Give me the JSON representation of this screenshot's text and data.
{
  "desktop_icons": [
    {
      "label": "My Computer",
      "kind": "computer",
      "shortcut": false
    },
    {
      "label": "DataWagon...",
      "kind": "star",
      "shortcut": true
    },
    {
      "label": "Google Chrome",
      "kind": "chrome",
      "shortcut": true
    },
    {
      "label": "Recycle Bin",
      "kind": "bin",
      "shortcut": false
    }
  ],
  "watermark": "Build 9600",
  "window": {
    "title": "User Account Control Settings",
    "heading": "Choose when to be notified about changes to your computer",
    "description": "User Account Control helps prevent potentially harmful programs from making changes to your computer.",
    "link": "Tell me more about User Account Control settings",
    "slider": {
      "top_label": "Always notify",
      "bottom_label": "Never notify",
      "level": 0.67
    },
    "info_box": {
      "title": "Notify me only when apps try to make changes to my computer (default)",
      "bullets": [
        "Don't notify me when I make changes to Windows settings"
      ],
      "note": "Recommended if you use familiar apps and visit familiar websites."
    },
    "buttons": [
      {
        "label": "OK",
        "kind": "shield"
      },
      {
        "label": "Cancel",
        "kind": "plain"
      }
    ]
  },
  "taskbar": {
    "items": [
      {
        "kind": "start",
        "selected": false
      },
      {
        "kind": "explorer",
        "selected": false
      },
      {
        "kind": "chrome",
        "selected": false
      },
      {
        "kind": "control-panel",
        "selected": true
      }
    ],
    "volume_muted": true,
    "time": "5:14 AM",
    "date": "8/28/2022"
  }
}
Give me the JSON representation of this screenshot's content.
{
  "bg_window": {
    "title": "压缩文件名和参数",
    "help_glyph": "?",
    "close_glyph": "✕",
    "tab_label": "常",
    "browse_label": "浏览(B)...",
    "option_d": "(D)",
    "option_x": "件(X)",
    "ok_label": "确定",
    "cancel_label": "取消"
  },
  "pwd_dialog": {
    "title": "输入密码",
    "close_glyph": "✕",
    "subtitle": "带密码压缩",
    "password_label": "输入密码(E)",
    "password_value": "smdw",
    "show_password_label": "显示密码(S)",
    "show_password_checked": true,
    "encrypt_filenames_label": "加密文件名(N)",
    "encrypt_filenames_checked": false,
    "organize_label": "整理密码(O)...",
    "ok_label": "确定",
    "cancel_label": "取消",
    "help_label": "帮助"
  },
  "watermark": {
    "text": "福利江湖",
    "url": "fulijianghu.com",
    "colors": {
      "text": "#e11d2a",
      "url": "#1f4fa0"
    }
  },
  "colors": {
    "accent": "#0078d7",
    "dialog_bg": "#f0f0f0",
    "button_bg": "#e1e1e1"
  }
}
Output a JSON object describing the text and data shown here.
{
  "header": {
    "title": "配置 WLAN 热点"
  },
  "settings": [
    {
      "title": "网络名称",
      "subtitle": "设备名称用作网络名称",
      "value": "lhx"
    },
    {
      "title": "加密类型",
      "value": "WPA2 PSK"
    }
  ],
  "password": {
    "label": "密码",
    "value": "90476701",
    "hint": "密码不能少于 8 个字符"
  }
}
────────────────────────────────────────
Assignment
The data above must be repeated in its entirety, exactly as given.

Solution for this problem
Give me the JSON representation of this screenshot's text and data.
{
  "desktop_icons": [
    {
      "label": "My Computer",
      "kind": "computer",
      "shortcut": false
    },
    {
      "label": "DataWagon...",
      "kind": "star",
      "shortcut": true
    },
    {
      "label": "Google Chrome",
      "kind": "chrome",
      "shortcut": true
    },
    {
      "label": "Recycle Bin",
      "kind": "bin",
      "shortcut": false
    }
  ],
  "watermark": "Build 9600",
  "window": {
    "title": "User Account Control Settings",
    "heading": "Choose when to be notified about changes to your computer",
    "description": "User Account Control helps prevent potentially harmful programs from making changes to your computer.",
    "link": "Tell me more about User Account Control settings",
    "slider": {
      "top_label": "Always notify",
      "bottom_label": "Never notify",
      "level": 0.67
    },
    "info_box": {
      "title": "Notify me only when apps try to make changes to my computer (default)",
      "bullets": [
        "Don't notify me when I make changes to Windows settings"
      ],
      "note": "Recommended if you use familiar apps and visit familiar websites."
    },
    "buttons": [
      {
        "label": "OK",
        "kind": "shield"
      },
      {
        "label": "Cancel",
        "kind": "plain"
      }
    ]
  },
  "taskbar": {
    "items": [
      {
        "kind": "start",
        "selected": false
      },
      {
        "kind": "explorer",
        "selected": false
      },
      {
        "kind": "chrome",
        "selected": false
      },
      {
        "kind": "control-panel",
        "selected": true
      }
    ],
    "volume_muted": true,
    "time": "5:14 AM",
    "date": "8/28/2022"
  }
}
Give me the JSON representation of this screenshot's content.
{
  "bg_window": {
    "title": "压缩文件名和参数",
    "help_glyph": "?",
    "close_glyph": "✕",
    "tab_label": "常",
    "browse_label": "浏览(B)...",
    "option_d": "(D)",
    "option_x": "件(X)",
    "ok_label": "确定",
    "cancel_label": "取消"
  },
  "pwd_dialog": {
    "title": "输入密码",
    "close_glyph": "✕",
    "subtitle": "带密码压缩",
    "password_label": "输入密码(E)",
    "password_value": "smdw",
    "show_password_label": "显示密码(S)",
    "show_password_checked": true,
    "encrypt_filenames_label": "加密文件名(N)",
    "encrypt_filenames_checked": false,
    "organize_label": "整理密码(O)...",
    "ok_label": "确定",
    "cancel_label": "取消",
    "help_label": "帮助"
  },
  "watermark": {
    "text": "福利江湖",
    "url": "fulijianghu.com",
    "colors": {
      "text": "#e11d2a",
      "url": "#1f4fa0"
    }
  },
  "colors": {
    "accent": "#0078d7",
    "dialog_bg": "#f0f0f0",
    "button_bg": "#e1e1e1"
  }
}
Output a JSON object describing the text and data shown here.
{
  "header": {
    "title": "配置 WLAN 热点"
  },
  "settings": [
    {
      "title": "网络名称",
      "subtitle": "设备名称用作网络名称",
      "value": "lhx"
    },
    {
      "title": "加密类型",
      "value": "WPA2 PSK"
    }
  ],
  "password": {
    "label": "密码",
    "value": "90476701",
    "hint": "密码不能少于 8 个字符"
  }
}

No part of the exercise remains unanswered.